§ **What is being asked**: Return the listing in full. Keep each line exactly as it is.
# # # #
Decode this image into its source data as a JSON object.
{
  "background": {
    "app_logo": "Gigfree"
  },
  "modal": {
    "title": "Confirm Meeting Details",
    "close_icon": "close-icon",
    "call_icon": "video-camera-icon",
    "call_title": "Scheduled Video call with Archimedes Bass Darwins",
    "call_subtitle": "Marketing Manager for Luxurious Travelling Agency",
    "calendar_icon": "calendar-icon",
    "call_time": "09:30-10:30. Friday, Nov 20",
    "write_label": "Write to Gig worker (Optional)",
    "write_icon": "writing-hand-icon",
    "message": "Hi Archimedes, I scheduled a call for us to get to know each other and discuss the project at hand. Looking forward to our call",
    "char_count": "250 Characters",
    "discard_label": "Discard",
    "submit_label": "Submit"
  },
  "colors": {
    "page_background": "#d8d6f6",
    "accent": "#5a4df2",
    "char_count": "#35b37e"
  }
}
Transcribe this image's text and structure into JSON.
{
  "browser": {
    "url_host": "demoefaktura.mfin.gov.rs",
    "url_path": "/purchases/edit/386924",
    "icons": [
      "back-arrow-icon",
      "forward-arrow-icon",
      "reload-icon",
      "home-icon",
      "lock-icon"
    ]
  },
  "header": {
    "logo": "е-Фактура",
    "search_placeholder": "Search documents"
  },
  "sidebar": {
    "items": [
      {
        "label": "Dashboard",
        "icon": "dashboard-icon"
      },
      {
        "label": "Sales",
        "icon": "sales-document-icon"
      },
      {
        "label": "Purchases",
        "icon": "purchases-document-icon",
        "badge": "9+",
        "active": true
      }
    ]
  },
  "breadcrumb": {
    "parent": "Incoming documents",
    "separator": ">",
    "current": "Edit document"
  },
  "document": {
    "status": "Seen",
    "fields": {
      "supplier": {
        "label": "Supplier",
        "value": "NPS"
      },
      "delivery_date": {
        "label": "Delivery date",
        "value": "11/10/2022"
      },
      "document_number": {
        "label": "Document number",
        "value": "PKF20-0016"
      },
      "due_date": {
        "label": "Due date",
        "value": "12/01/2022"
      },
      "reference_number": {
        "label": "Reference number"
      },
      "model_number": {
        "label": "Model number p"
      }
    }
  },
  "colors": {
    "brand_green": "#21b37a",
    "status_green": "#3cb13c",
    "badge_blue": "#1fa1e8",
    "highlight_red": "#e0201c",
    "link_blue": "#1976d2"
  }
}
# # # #
§ **Finished exercise**:
Decode this image into its source data as a JSON object.
{
  "background": {
    "app_logo": "Gigfree"
  },
  "modal": {
    "title": "Confirm Meeting Details",
    "close_icon": "close-icon",
    "call_icon": "video-camera-icon",
    "call_title": "Scheduled Video call with Archimedes Bass Darwins",
    "call_subtitle": "Marketing Manager for Luxurious Travelling Agency",
    "calendar_icon": "calendar-icon",
    "call_time": "09:30-10:30. Friday, Nov 20",
    "write_label": "Write to Gig worker (Optional)",
    "write_icon": "writing-hand-icon",
    "message": "Hi Archimedes, I scheduled a call for us to get to know each other and discuss the project at hand. Looking forward to our call",
    "char_count": "250 Characters",
    "discard_label": "Discard",
    "submit_label": "Submit"
  },
  "colors": {
    "page_background": "#d8d6f6",
    "accent": "#5a4df2",
    "char_count": "#35b37e"
  }
}
Transcribe this image's text and structure into JSON.
{
  "browser": {
    "url_host": "demoefaktura.mfin.gov.rs",
    "url_path": "/purchases/edit/386924",
    "icons": [
      "back-arrow-icon",
      "forward-arrow-icon",
      "reload-icon",
      "home-icon",
      "lock-icon"
    ]
  },
  "header": {
    "logo": "е-Фактура",
    "search_placeholder": "Search documents"
  },
  "sidebar": {
    "items": [
      {
        "label": "Dashboard",
        "icon": "dashboard-icon"
      },
      {
        "label": "Sales",
        "icon": "sales-document-icon"
      },
      {
        "label": "Purchases",
        "icon": "purchases-document-icon",
        "badge": "9+",
        "active": true
      }
    ]
  },
  "breadcrumb": {
    "parent": "Incoming documents",
    "separator": ">",
    "current": "Edit document"
  },
  "document": {
    "status": "Seen",
    "fields": {
      "supplier": {
        "label": "Supplier",
        "value": "NPS"
      },
      "delivery_date": {
        "label": "Delivery date",
        "value": "11/10/2022"
      },
      "document_number": {
        "label": "Document number",
        "value": "PKF20-0016"
      },
      "due_date": {
        "label": "Due date",
        "value": "12/01/2022"
      },
      "reference_number": {
        "label": "Reference number"
      },
      "model_number": {
        "label": "Model number p"
      }
    }
  },
  "colors": {
    "brand_green": "#21b37a",
    "status_green": "#3cb13c",
    "badge_blue": "#1fa1e8",
    "highlight_red": "#e0201c",
    "link_blue": "#1976d2"
  }
}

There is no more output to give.